WORK TO BE COMPLETED – From the records below, copy each line in which the string "name" occurs.

═════ INPUT RECORDS ═════

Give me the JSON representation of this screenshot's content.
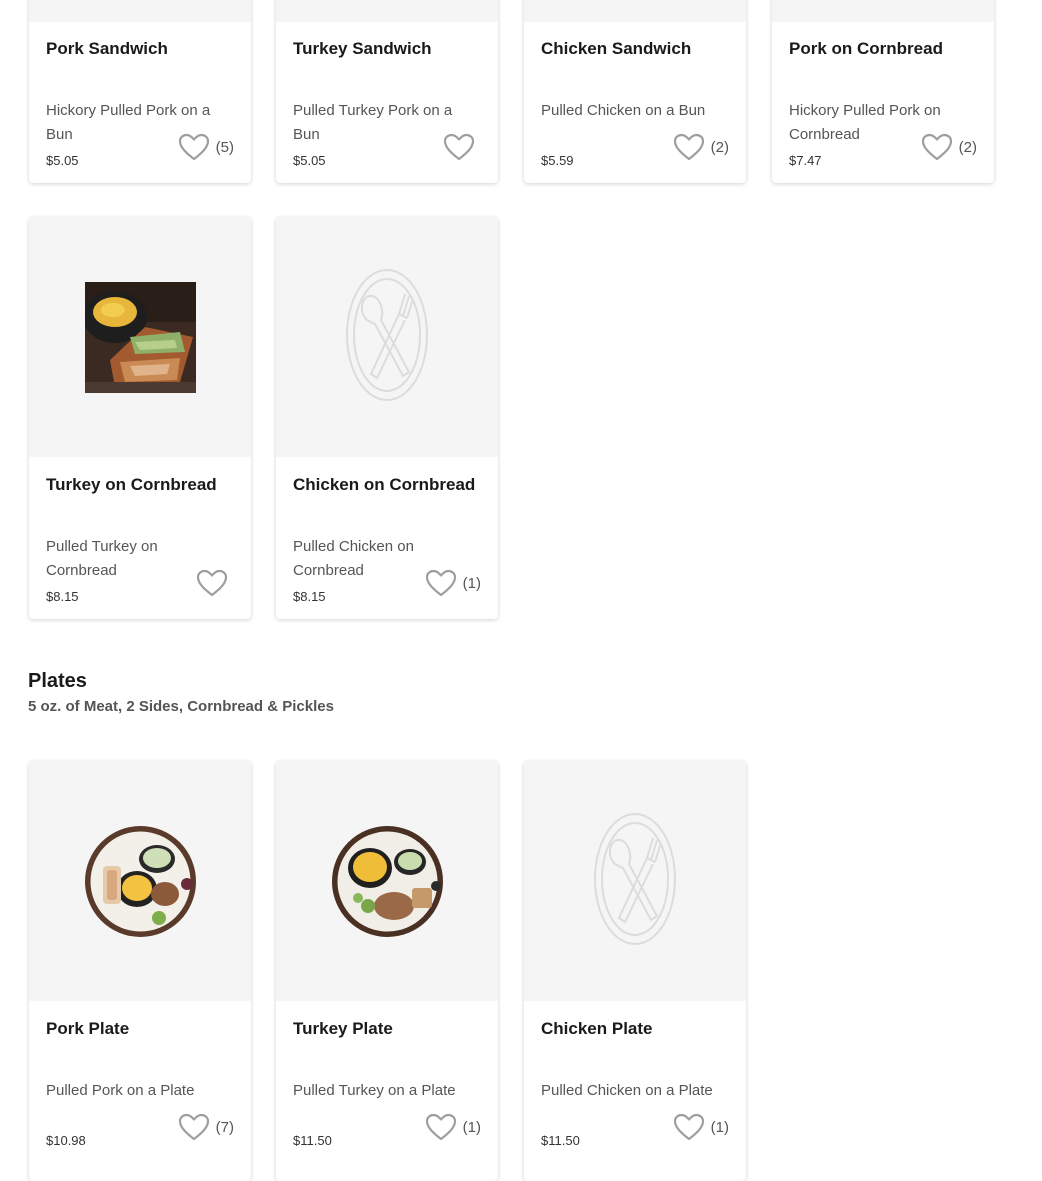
{
  "sandwiches_top": [
    {
      "name": "Pork Sandwich",
      "desc": "Hickory Pulled Pork on a Bun",
      "price": "$5.05",
      "count": "(5)"
    },
    {
      "name": "Turkey Sandwich",
      "desc": "Pulled Turkey Pork on a Bun",
      "price": "$5.05",
      "count": ""
    },
    {
      "name": "Chicken Sandwich",
      "desc": "Pulled Chicken on a Bun",
      "price": "$5.59",
      "count": "(2)"
    },
    {
      "name": "Pork on Cornbread",
      "desc": "Hickory Pulled Pork on Cornbread",
      "price": "$7.47",
      "count": "(2)"
    }
  ],
  "sandwiches_second": [
    {
      "name": "Turkey on Cornbread",
      "desc": "Pulled Turkey on Cornbread",
      "price": "$8.15",
      "count": "",
      "image": "turkey-cornbread-photo"
    },
    {
      "name": "Chicken on Cornbread",
      "desc": "Pulled Chicken on Cornbread",
      "price": "$8.15",
      "count": "(1)",
      "image": "placeholder-plate-icon"
    }
  ],
  "plates_section": {
    "title": "Plates",
    "subtitle": "5 oz. of Meat, 2 Sides, Cornbread & Pickles",
    "items": [
      {
        "name": "Pork Plate",
        "desc": "Pulled Pork on a Plate",
        "price": "$10.98",
        "count": "(7)",
        "image": "pork-plate-photo"
      },
      {
        "name": "Turkey Plate",
        "desc": "Pulled Turkey on a Plate",
        "price": "$11.50",
        "count": "(1)",
        "image": "turkey-plate-photo"
      },
      {
        "name": "Chicken Plate",
        "desc": "Pulled Chicken on a Plate",
        "price": "$11.50",
        "count": "(1)",
        "image": "placeholder-plate-icon"
      }
    ]
  },
  "icons": {
    "favorite": "heart-outline-icon",
    "placeholder": "plate-fork-knife-icon"
  },
  "colors": {
    "card_bg": "#ffffff",
    "image_bg": "#f5f5f5",
    "heart": "#9e9e9e",
    "text": "#1a1a1a",
    "muted": "#555555"
  }
}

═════

SOLUTION FOR THIS PROBLEM –
      "name": "Pork Sandwich",
      "name": "Turkey Sandwich",
      "name": "Chicken Sandwich",
      "name": "Pork on Cornbread",
      "name": "Turkey on Cornbread",
      "name": "Chicken on Cornbread",
        "name": "Pork Plate",
        "name": "Turkey Plate",
        "name": "Chicken Plate",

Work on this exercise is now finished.